[Data records for software interfaces]

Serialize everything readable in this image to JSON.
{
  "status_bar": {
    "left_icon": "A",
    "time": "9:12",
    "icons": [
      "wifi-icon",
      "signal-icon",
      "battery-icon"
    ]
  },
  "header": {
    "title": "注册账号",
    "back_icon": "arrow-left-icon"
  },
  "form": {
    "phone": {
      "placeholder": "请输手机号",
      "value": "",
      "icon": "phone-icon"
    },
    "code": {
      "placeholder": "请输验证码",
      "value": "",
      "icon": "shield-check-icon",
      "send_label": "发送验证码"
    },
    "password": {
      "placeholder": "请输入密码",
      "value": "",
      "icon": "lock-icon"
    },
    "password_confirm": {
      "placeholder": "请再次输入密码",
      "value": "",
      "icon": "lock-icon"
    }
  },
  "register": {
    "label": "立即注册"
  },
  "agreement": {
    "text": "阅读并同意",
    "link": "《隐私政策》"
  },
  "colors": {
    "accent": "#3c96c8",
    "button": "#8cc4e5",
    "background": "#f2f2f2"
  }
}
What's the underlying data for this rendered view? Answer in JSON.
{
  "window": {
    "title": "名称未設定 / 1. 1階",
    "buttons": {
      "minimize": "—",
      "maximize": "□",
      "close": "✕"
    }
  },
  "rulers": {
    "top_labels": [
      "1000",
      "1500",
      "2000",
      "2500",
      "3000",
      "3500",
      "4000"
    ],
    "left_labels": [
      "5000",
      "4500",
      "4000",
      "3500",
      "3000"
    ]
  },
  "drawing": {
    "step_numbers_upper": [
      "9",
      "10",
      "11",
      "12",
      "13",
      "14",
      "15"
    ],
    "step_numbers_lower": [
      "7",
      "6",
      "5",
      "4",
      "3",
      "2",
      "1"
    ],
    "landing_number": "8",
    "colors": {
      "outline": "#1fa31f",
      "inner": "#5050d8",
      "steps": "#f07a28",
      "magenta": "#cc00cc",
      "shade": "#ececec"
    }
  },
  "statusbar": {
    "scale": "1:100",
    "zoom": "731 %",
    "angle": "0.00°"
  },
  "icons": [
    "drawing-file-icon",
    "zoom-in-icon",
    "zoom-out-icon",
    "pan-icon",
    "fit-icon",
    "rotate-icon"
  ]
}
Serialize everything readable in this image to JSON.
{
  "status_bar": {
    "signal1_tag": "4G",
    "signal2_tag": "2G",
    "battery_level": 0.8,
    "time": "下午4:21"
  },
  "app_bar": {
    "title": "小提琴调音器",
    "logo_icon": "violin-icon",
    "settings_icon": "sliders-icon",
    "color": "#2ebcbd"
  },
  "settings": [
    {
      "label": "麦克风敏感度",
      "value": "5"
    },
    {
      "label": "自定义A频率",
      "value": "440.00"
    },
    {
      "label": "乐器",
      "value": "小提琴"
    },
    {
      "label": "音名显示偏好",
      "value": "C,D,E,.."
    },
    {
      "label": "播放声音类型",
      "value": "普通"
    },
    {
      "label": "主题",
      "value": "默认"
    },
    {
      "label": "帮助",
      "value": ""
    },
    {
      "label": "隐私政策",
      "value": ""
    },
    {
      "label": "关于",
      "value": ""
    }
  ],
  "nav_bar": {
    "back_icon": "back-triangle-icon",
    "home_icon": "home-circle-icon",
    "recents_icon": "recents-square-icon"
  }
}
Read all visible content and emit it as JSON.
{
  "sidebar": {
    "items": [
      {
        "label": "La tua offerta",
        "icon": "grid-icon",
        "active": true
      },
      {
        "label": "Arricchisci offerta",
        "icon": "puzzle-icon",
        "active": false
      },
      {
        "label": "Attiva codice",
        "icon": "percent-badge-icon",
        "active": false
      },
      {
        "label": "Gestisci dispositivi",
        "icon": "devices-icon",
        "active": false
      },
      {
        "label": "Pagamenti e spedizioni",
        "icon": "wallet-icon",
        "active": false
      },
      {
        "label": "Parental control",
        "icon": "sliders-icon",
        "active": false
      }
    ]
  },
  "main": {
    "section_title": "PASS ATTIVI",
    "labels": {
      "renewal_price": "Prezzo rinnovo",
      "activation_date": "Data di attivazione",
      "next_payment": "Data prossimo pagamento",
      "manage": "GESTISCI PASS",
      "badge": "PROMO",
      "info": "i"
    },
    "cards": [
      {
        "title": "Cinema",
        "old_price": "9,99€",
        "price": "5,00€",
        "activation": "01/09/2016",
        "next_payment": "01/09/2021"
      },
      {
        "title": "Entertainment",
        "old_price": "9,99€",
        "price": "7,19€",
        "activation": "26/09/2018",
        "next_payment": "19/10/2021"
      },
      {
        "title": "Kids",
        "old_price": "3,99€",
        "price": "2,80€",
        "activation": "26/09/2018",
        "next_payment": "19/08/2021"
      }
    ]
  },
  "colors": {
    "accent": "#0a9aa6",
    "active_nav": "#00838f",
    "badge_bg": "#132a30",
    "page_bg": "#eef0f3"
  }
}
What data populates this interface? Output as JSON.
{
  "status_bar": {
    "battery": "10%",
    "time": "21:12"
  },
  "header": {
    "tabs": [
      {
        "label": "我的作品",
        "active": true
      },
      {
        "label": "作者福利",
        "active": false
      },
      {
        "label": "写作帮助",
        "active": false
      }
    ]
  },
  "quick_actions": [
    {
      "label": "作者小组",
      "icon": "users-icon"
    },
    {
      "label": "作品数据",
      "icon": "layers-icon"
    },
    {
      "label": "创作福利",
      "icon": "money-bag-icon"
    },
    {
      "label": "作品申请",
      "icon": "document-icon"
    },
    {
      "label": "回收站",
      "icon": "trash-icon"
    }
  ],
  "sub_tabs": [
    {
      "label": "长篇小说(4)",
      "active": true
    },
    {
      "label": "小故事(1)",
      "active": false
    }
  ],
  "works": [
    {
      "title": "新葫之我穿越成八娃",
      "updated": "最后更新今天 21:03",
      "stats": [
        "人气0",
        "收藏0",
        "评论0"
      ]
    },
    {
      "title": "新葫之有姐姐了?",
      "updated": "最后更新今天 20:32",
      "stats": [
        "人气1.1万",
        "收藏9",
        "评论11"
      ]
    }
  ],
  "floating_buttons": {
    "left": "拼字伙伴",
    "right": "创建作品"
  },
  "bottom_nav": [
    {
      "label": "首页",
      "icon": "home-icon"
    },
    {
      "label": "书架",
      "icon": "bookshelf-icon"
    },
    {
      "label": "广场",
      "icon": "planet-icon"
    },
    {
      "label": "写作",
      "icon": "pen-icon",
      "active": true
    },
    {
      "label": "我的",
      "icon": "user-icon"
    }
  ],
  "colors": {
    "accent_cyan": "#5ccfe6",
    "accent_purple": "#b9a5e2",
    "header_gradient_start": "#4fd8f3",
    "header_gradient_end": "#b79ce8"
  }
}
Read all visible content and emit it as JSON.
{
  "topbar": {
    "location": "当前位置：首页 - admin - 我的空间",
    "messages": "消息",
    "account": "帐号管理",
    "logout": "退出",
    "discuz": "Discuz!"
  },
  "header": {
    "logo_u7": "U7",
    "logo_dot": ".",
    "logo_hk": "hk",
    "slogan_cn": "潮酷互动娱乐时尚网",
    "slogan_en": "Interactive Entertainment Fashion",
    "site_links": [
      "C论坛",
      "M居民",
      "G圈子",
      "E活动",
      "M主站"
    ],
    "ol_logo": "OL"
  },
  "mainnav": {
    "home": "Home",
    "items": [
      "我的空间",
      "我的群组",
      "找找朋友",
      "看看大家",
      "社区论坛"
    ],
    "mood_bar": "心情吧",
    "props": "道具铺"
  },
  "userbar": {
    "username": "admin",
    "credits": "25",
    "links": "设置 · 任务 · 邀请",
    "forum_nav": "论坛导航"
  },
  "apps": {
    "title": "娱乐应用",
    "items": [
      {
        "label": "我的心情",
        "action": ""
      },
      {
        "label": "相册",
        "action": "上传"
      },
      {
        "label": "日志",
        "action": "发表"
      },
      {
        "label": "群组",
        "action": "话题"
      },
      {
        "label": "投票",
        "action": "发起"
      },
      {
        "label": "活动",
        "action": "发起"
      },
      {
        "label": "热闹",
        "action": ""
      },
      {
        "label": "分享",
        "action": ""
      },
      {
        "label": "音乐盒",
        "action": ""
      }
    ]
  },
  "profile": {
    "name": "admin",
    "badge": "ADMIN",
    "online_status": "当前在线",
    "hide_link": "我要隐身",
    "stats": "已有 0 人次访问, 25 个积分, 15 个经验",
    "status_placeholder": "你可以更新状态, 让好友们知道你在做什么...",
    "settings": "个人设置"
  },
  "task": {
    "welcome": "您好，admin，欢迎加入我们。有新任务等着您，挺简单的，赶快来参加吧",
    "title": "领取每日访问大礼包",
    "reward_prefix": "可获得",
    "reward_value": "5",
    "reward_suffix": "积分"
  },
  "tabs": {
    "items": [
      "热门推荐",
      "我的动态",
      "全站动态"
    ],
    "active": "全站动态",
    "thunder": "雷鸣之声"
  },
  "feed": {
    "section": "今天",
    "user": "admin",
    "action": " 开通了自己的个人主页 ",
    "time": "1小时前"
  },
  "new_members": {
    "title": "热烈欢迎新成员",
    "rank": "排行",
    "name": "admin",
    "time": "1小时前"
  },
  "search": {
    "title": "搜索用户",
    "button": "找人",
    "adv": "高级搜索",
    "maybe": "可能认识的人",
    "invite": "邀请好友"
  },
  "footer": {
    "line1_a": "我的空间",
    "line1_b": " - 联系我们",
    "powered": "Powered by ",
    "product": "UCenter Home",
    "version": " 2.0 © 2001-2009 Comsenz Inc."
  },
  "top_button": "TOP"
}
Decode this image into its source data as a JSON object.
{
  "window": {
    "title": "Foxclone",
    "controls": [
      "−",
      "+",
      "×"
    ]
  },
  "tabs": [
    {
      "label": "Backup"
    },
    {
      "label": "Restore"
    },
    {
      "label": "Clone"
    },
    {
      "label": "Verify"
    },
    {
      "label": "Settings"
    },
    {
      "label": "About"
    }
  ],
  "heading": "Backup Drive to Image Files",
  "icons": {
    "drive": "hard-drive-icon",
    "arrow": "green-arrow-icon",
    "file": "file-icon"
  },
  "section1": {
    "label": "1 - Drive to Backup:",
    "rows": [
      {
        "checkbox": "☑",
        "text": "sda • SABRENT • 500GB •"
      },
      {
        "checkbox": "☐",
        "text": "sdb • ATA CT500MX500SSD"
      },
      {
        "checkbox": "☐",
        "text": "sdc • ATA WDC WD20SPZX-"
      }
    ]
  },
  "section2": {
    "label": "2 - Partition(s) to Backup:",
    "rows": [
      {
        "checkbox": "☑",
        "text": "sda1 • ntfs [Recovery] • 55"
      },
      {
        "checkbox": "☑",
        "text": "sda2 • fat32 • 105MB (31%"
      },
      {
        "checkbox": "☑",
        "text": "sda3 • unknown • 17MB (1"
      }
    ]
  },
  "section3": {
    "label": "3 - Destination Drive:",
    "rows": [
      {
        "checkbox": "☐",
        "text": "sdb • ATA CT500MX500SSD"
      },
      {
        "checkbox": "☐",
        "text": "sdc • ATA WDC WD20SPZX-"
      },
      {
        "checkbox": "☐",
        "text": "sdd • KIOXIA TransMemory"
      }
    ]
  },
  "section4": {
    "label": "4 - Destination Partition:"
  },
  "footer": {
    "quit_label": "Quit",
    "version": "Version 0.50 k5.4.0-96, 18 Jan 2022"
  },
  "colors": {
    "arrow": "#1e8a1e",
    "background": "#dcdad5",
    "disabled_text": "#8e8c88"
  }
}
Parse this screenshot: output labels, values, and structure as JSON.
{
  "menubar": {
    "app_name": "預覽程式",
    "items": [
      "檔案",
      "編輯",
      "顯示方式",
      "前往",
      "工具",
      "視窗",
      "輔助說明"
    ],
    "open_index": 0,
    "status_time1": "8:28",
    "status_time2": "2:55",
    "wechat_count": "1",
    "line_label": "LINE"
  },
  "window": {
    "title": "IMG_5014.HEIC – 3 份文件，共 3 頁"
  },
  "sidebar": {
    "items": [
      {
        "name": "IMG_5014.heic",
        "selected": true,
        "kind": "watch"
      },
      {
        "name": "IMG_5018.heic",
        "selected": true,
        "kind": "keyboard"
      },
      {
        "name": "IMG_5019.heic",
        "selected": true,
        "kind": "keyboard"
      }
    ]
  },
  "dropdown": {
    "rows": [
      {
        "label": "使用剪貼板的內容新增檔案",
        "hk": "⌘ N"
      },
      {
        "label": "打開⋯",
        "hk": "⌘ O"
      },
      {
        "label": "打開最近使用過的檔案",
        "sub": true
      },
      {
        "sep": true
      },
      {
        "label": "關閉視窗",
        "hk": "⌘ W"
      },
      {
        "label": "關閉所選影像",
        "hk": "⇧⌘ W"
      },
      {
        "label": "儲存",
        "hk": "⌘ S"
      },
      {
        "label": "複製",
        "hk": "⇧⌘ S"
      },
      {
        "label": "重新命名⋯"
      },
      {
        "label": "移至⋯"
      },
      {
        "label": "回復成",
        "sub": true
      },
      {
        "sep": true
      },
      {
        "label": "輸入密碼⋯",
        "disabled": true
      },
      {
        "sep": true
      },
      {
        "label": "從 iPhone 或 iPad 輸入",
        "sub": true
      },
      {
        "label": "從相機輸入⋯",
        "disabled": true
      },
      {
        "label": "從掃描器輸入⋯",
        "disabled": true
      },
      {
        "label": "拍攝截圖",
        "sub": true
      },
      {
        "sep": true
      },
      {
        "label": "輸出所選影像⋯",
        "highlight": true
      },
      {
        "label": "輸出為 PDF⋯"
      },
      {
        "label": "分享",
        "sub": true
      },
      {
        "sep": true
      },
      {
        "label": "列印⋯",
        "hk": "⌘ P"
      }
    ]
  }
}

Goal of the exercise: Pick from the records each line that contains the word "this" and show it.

Response:
Serialize everything readable in this image to JSON.
What's the underlying data for this rendered view? Answer in JSON.
Serialize everything readable in this image to JSON.
What data populates this interface? Output as JSON.
Decode this image into its source data as a JSON object.
Parse this screenshot: output labels, values, and structure as JSON.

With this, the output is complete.